:: What is needed ::
Let the line containing "Serialize everything readable" serve as the first line of the answer and the final line of the entries as its last, with every line between copied exactly.

:: Supplied data ::
──────────

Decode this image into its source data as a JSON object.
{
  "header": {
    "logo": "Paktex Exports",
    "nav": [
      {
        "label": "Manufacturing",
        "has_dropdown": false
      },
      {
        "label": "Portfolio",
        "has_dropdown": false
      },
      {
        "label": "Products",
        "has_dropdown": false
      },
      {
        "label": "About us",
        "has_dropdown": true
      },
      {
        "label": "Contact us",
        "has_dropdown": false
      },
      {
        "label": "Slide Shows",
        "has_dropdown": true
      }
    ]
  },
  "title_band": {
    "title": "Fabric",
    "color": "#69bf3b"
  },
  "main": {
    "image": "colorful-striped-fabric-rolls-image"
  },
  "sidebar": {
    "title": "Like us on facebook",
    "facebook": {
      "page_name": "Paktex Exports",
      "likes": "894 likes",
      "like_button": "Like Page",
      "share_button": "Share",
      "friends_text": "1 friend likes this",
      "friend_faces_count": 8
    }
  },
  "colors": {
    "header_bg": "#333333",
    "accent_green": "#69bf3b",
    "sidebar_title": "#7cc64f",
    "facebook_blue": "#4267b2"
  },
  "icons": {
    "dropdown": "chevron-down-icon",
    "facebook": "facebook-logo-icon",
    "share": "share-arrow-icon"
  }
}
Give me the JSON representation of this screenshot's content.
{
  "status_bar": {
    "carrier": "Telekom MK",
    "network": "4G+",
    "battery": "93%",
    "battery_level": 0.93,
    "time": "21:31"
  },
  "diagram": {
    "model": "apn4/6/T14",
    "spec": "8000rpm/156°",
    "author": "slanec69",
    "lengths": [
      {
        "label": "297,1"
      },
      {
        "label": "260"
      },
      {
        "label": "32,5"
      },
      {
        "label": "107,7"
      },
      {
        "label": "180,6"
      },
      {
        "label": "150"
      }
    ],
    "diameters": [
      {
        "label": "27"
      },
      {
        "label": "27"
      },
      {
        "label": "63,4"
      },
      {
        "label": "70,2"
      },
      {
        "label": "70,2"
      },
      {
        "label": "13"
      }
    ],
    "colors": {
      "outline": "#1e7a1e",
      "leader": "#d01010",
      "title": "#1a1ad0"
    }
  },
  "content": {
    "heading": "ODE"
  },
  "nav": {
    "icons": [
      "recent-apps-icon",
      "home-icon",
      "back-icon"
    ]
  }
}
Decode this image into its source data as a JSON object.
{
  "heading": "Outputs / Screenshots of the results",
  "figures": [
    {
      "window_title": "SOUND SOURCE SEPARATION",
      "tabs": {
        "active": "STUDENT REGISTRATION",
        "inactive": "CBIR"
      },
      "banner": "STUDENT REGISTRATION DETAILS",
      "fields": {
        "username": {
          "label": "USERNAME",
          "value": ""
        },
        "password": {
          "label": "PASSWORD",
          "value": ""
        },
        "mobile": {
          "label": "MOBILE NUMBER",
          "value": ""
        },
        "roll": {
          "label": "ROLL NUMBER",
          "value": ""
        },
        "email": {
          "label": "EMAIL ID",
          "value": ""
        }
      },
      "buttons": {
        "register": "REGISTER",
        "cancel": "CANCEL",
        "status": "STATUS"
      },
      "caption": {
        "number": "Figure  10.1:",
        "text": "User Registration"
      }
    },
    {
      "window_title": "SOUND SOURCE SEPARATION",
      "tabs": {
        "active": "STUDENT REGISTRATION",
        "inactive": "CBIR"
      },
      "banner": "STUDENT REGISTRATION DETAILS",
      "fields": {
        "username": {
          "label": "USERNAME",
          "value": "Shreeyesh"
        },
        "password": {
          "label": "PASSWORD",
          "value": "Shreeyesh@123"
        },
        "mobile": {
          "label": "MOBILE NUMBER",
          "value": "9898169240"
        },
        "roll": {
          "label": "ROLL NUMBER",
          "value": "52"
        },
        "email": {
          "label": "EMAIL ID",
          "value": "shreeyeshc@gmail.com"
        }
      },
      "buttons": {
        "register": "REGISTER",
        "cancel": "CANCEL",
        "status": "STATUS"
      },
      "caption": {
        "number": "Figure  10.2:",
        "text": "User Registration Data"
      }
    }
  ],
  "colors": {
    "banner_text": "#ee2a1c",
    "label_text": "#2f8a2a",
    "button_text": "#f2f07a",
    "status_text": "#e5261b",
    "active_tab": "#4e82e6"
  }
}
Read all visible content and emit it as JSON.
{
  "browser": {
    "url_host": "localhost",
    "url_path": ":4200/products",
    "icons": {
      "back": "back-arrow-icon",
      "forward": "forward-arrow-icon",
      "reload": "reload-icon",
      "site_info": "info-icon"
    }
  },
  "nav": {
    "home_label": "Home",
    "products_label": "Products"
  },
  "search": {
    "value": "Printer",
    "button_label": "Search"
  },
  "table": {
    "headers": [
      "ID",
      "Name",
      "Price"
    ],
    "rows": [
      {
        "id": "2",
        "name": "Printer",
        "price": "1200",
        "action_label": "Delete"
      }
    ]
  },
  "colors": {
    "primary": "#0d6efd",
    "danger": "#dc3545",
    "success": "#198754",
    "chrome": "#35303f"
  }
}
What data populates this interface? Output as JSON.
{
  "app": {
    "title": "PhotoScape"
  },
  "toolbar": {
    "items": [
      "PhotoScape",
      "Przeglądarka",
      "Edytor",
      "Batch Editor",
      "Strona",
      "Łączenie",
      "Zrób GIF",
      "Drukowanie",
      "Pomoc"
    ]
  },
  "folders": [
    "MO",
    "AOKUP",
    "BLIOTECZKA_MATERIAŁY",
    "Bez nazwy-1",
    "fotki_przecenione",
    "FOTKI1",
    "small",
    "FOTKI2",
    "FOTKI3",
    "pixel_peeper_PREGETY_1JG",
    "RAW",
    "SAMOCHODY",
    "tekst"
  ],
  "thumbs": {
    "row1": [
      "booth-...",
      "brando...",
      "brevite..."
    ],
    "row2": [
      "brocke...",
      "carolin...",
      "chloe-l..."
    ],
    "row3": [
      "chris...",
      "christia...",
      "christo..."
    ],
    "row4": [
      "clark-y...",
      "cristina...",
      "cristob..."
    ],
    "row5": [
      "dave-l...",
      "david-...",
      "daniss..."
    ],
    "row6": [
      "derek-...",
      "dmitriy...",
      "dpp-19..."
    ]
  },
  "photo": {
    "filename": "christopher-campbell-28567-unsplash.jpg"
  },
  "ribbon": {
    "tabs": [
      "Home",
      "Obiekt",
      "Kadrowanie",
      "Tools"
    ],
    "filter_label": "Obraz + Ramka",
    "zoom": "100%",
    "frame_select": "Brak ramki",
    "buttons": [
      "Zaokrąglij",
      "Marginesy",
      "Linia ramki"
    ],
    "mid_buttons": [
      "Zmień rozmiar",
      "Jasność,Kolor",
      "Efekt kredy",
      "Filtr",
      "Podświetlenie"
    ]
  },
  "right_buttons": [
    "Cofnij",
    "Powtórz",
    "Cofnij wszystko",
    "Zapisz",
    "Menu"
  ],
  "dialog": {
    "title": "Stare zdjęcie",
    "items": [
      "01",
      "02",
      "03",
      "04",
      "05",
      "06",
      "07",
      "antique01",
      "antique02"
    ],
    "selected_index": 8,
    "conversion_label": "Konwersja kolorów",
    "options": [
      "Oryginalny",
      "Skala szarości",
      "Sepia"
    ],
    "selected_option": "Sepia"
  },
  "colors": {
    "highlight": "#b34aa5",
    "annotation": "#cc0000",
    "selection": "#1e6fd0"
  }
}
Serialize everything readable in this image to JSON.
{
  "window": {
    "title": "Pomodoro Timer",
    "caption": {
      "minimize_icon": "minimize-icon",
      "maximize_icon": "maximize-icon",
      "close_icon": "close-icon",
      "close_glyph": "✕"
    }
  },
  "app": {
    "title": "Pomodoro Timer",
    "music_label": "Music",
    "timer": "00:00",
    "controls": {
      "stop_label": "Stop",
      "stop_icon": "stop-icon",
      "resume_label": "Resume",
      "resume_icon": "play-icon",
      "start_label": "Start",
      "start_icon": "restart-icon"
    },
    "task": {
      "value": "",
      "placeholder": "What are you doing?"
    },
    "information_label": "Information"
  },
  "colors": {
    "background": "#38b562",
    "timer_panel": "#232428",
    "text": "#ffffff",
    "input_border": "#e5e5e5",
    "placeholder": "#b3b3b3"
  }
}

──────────

:: Task response ::
Serialize everything readable in this image to JSON.
{
  "window": {
    "title": "Pomodoro Timer",
    "caption": {
      "minimize_icon": "minimize-icon",
      "maximize_icon": "maximize-icon",
      "close_icon": "close-icon",
      "close_glyph": "✕"
    }
  },
  "app": {
    "title": "Pomodoro Timer",
    "music_label": "Music",
    "timer": "00:00",
    "controls": {
      "stop_label": "Stop",
      "stop_icon": "stop-icon",
      "resume_label": "Resume",
      "resume_icon": "play-icon",
      "start_label": "Start",
      "start_icon": "restart-icon"
    },
    "task": {
      "value": "",
      "placeholder": "What are you doing?"
    },
    "information_label": "Information"
  },
  "colors": {
    "background": "#38b562",
    "timer_panel": "#232428",
    "text": "#ffffff",
    "input_border": "#e5e5e5",
    "placeholder": "#b3b3b3"
  }
}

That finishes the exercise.